Children work at their own pace in Farragut’s multi-age classroom
They start the day at little tables, using little hands to do big things.
Ashton Davis, age 4, grabs a card with a lowercase letter “b” and walks around the table until he finds its uppercase match.
Eleanor Glassmeyer, age 3, picks up different blocks — flat and narrow, flat and curved, small and chunky — and carefully rearranges them on a blue mat until they take on the shape of a stick person.
Kaylee VanCuyk, age 4, holds a ball of yellow playdough in one hand and presses a googly eye into it with the other as she transforms the blob.
Matching letters builds early reading skills. Forming the stick person (“Mat Man”) with straight and curved shapes prepares them visually and tactilely for handwriting. Making creatures out of playdough builds fine motor skills.
This is prekindergarten at Admiral Farragut Academy, where children ages 3, 4, and 5 learn and play together. Such activities, said teacher Shauna McKee, are foundational blocks for kindergarten and beyond.
“These skills are like blocks on the bottom of the learning pyramid,” she said, gesturing toward the table activities. “Without these blocks, when we send them to kindergarten, the next (level of learning) blocks won’t have a strong foundation to build upon.”
For its first 66 years, Farragut served students in fifth through 12th grades — and for most of that time, it was boys only. In 1989, girls joined the student body. A decade later, children down to kindergarten were added to the lower school and in 2002 prekindergarten was launched.
Today, 20 years after that lower school expansion, Farragut’s younger half still catches people by surprise.
“I hear that all the time,” McKee said. “Some people still think Farragut is only a high school. I have to remind them that the lower school has actually been here a while.”
McKee team-teaches prekindergarten with Allison Gormley. They are an impressive duo.
McKee is a board-certified speech-language pathologist and developmental specialist who also has taught elementary music (and still adds song to her lessons) as well as American Sign Language (ASL). Meanwhile, Gormley also is a developmental specialist and the former Director of New Mexico’s Project Jericho Inclusion Program, for which she traveled throughout that state training preschools on developmentally appropriate practices.
“After working with children ages birth to 5 as a developmental specialist, I see each child for what they can accomplish with our support,” Gormley said.
Today, Farragut is among the area’s finest prekindergarten programs. The community agrees. In 2019, Farragut won the People’s Choice Best of the Bay for best private school for preschool and grade school.

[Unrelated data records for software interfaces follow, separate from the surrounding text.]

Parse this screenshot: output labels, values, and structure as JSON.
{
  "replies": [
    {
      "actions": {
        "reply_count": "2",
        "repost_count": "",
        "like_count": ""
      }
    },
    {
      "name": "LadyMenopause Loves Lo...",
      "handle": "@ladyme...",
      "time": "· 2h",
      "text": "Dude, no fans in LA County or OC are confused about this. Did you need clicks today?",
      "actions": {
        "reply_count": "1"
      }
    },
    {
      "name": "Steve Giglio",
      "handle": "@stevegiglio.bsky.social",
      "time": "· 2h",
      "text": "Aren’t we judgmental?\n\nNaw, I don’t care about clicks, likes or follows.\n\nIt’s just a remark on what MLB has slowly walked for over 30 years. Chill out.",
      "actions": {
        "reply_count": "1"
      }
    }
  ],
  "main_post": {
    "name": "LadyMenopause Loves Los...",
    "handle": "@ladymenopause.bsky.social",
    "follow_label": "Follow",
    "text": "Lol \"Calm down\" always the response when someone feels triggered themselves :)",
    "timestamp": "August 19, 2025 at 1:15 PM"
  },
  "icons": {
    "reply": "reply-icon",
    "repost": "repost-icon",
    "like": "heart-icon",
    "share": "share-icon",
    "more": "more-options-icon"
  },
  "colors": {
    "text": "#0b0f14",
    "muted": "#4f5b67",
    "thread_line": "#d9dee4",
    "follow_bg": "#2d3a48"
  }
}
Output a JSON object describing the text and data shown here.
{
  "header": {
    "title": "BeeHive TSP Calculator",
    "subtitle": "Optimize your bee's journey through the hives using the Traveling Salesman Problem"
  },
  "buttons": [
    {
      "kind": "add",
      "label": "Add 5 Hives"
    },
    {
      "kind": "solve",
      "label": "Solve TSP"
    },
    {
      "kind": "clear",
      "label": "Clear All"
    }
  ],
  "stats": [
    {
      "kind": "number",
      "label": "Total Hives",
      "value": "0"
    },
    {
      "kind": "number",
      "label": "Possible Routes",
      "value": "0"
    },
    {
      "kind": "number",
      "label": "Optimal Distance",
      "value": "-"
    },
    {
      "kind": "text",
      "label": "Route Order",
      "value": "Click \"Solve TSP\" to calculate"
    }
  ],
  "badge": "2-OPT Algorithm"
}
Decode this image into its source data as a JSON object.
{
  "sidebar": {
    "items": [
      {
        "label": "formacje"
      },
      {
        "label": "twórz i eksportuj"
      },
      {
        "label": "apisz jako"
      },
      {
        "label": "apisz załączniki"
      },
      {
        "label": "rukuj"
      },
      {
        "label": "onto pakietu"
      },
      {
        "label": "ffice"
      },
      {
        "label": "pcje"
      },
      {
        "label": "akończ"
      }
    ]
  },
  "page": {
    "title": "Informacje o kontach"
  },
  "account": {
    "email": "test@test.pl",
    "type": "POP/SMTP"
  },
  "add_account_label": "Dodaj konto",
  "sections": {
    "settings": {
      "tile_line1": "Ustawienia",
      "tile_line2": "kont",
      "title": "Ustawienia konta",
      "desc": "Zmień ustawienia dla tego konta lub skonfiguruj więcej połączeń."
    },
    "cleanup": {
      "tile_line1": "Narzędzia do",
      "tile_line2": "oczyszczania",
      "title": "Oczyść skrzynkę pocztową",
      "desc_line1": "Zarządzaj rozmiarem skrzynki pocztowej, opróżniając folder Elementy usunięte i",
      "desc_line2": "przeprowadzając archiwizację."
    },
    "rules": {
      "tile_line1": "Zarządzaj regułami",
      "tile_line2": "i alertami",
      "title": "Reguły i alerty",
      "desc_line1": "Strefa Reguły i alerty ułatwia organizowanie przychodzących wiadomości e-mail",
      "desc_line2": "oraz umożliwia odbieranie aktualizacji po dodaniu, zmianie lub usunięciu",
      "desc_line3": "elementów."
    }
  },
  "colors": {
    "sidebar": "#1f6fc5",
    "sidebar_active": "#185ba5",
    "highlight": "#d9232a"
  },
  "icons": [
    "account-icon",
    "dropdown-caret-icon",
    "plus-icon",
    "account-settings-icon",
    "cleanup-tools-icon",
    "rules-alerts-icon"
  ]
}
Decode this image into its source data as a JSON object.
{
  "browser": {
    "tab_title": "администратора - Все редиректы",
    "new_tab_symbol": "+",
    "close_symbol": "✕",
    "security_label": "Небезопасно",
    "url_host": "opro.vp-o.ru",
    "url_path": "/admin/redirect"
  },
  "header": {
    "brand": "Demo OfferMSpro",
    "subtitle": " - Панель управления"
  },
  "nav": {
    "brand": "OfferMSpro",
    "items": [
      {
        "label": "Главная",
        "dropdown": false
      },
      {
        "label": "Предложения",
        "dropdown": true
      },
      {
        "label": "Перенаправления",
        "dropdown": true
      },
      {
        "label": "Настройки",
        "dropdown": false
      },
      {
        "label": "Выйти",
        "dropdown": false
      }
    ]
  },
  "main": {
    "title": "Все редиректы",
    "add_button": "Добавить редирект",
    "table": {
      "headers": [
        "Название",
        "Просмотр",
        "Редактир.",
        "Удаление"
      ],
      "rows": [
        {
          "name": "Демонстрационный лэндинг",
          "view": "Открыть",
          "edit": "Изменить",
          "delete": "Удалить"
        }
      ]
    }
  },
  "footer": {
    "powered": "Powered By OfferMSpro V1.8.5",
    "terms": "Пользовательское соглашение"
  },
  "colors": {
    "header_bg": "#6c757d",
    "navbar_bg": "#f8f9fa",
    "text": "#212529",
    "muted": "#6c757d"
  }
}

The multi-age classroom has many advantages:
- It provides a sense of family and community.
- Children are encouraged to learn at their own developmental level regardless of chronological age.
- Older students develop a sense of leadership and mentor their younger peers.
- Younger students develop independence and confidence by watching and engaging in activities with their older peers.
“All of this instruction is designed to allow each child to develop at their own pace and celebrate each measure of progress and success,” McKee said.
As the children go through their schedule, the hours are filled with both learning and plenty of play, often intertwined. For instance, one day during morning carpet time, the children were doing their best to copy the movements shown on an A-B-C video when McKee hit the pause button.
“Let’s practice this,” she said, slowly demonstrating the movements. “Touch your shoulders,” she said, and then waited for the children to catch up. “Hands on your waist,” she said, again modeling the action. “Touch your knees” was the final instruction.
When satisfied that the group had the hang of it, she resumed the video.
“Strengthening fine and gross motor skills is as important to early childhood development as cognitive learning,” McKee said.
Beyond the traditional Pre-K curriculum that encompasses literacy, math, science, and social studies, the children also learn ASL (McKee is fluent) and Spanish. Although the children have a structured Spanish class three times a week with “Señora O,” the teachers sometimes ask 4-year-old Marcos Diaz, who is bilingual, for help.
“¿Cómo se dice?” McKee may ask Marcos, using the Spanish words for “How do you say?” She finishes the question with an English phrase and Marcos answers in Spanish. Then the teachers sprinkle in that new phrase during the rest of the day.
Each day also includes music and movement as well as a rotation of enrichment programs such as art, physical education, music, and library.
When it’s time to go outside, the prekindergarteners have a dedicated, shaded space. Their private area includes padded tiles, a sandbox, playhouse, large hopscotch, picnic tables, and other toys.
Whether inside or outside, working independently or playing with friends, the children are not only learning from their teachers but also from each other.
“Our classroom environment allows our students to develop a spirit of cooperation versus competition,” Gormley said.
Throughout the day, McKee and Gormley, offer guidance and encouragement. When a child figures something out, one of them may say: “Kiss your brain.”
Kiss your brain? Marcos explains with a demonstration. He loudly kisses the palm of his hand, firmly sets his palm on his head, and says with a smile: “It means I do something great.”
Enquire now to learn more about an Admiral Farragut Academy education.